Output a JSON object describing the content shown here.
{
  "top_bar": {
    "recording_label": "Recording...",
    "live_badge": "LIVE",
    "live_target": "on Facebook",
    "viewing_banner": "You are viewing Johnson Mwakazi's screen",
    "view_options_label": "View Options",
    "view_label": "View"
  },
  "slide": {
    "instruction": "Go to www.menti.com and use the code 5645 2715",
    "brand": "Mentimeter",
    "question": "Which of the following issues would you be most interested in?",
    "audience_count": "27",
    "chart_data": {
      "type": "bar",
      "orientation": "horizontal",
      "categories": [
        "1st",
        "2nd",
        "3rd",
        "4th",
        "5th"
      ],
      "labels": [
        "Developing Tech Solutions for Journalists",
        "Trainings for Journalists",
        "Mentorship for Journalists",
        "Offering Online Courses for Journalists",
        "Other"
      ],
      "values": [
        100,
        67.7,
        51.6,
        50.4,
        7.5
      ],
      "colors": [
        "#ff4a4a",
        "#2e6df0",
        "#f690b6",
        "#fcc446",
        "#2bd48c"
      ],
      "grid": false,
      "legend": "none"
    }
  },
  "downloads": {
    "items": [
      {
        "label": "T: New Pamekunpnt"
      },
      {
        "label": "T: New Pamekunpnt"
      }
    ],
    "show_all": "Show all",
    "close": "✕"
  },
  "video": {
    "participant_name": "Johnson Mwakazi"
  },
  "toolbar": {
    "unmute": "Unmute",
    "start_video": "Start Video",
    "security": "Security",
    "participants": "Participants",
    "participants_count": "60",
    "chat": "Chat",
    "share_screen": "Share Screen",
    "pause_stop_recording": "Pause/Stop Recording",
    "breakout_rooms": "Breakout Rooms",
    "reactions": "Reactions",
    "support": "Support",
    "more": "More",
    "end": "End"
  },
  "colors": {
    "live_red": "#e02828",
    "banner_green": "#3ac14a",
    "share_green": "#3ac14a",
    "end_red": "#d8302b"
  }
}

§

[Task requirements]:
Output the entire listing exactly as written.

[Response]:
Output a JSON object describing the content shown here.
{
  "top_bar": {
    "recording_label": "Recording...",
    "live_badge": "LIVE",
    "live_target": "on Facebook",
    "viewing_banner": "You are viewing Johnson Mwakazi's screen",
    "view_options_label": "View Options",
    "view_label": "View"
  },
  "slide": {
    "instruction": "Go to www.menti.com and use the code 5645 2715",
    "brand": "Mentimeter",
    "question": "Which of the following issues would you be most interested in?",
    "audience_count": "27",
    "chart_data": {
      "type": "bar",
      "orientation": "horizontal",
      "categories": [
        "1st",
        "2nd",
        "3rd",
        "4th",
        "5th"
      ],
      "labels": [
        "Developing Tech Solutions for Journalists",
        "Trainings for Journalists",
        "Mentorship for Journalists",
        "Offering Online Courses for Journalists",
        "Other"
      ],
      "values": [
        100,
        67.7,
        51.6,
        50.4,
        7.5
      ],
      "colors": [
        "#ff4a4a",
        "#2e6df0",
        "#f690b6",
        "#fcc446",
        "#2bd48c"
      ],
      "grid": false,
      "legend": "none"
    }
  },
  "downloads": {
    "items": [
      {
        "label": "T: New Pamekunpnt"
      },
      {
        "label": "T: New Pamekunpnt"
      }
    ],
    "show_all": "Show all",
    "close": "✕"
  },
  "video": {
    "participant_name": "Johnson Mwakazi"
  },
  "toolbar": {
    "unmute": "Unmute",
    "start_video": "Start Video",
    "security": "Security",
    "participants": "Participants",
    "participants_count": "60",
    "chat": "Chat",
    "share_screen": "Share Screen",
    "pause_stop_recording": "Pause/Stop Recording",
    "breakout_rooms": "Breakout Rooms",
    "reactions": "Reactions",
    "support": "Support",
    "more": "More",
    "end": "End"
  },
  "colors": {
    "live_red": "#e02828",
    "banner_green": "#3ac14a",
    "share_green": "#3ac14a",
    "end_red": "#d8302b"
  }
}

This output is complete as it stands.